That's admirable, but "I didn't make this trade to bring in a guy just to fight," Yzerman said. "He's a big, strong, smart winger. He's got skill. He can play in a checking role, is a penalty killer. He fits into our roster very well."
Okay, but still, "I take a lot of pride being a physical player who's willing to stand up for teammates," Crombeen said.
"I don't want to say fighting is a huge part of the game, but having the ability to stand up for teammates, you have that accountability. I think it's a great thing to have."

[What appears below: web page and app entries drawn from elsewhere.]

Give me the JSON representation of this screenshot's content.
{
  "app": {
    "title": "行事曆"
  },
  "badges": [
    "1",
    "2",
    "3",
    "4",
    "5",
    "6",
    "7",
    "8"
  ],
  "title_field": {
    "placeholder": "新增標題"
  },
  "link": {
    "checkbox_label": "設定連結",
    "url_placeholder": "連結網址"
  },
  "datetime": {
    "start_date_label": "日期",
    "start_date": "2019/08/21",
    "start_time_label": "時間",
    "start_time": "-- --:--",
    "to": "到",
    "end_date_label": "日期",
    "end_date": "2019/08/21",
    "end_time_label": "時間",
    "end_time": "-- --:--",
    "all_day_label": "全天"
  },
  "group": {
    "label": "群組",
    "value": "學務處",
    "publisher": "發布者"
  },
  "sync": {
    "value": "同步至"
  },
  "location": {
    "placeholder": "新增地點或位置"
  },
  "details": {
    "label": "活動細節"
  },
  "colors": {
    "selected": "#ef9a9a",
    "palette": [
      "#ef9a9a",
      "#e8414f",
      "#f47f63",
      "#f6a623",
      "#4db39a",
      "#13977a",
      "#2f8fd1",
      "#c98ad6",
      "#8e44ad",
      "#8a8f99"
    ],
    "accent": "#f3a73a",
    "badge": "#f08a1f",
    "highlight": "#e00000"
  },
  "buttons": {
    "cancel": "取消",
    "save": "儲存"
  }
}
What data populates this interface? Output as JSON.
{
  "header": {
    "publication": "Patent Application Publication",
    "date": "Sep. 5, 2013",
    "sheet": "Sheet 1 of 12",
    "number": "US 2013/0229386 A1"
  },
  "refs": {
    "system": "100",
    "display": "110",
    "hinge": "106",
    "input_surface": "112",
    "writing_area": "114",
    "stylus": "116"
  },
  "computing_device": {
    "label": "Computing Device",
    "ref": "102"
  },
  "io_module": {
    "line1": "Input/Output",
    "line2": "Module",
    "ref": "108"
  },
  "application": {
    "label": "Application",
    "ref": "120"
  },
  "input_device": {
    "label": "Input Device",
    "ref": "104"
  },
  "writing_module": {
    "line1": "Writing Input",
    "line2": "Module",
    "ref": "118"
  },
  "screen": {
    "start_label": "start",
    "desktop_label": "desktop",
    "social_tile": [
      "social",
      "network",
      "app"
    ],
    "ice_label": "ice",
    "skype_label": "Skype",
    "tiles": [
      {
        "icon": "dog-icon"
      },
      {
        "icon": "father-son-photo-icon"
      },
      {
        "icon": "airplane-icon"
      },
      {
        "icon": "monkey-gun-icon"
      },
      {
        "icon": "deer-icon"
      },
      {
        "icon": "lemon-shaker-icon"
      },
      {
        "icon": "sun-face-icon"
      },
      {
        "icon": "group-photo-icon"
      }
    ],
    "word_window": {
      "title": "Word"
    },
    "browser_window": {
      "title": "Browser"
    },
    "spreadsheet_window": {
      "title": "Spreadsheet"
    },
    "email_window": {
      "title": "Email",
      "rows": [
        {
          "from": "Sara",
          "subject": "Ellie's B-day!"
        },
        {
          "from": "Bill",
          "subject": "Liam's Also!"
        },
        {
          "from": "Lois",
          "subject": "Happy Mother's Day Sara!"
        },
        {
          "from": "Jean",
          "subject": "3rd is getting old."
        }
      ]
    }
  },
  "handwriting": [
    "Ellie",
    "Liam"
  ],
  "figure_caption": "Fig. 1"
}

Andreychuk in Winter Classic game: Former Lightning captain Dave Andreychuk was named Wednesday to the roster of Maple Leafs alumni scheduled to play Red Wings alumni in two games that will precede next season's Winter Classic between Toronto and Detroit. Andreychuk played with the Leafs from 1993-96. The alumni games are Dec. 31 and the outdoor game Jan. 1, all at Michigan Stadium in Ann Arbor. Detroit general manager Ken Holland told the Associated Press he would reach out to other Wings alumni, Yzerman, about playing.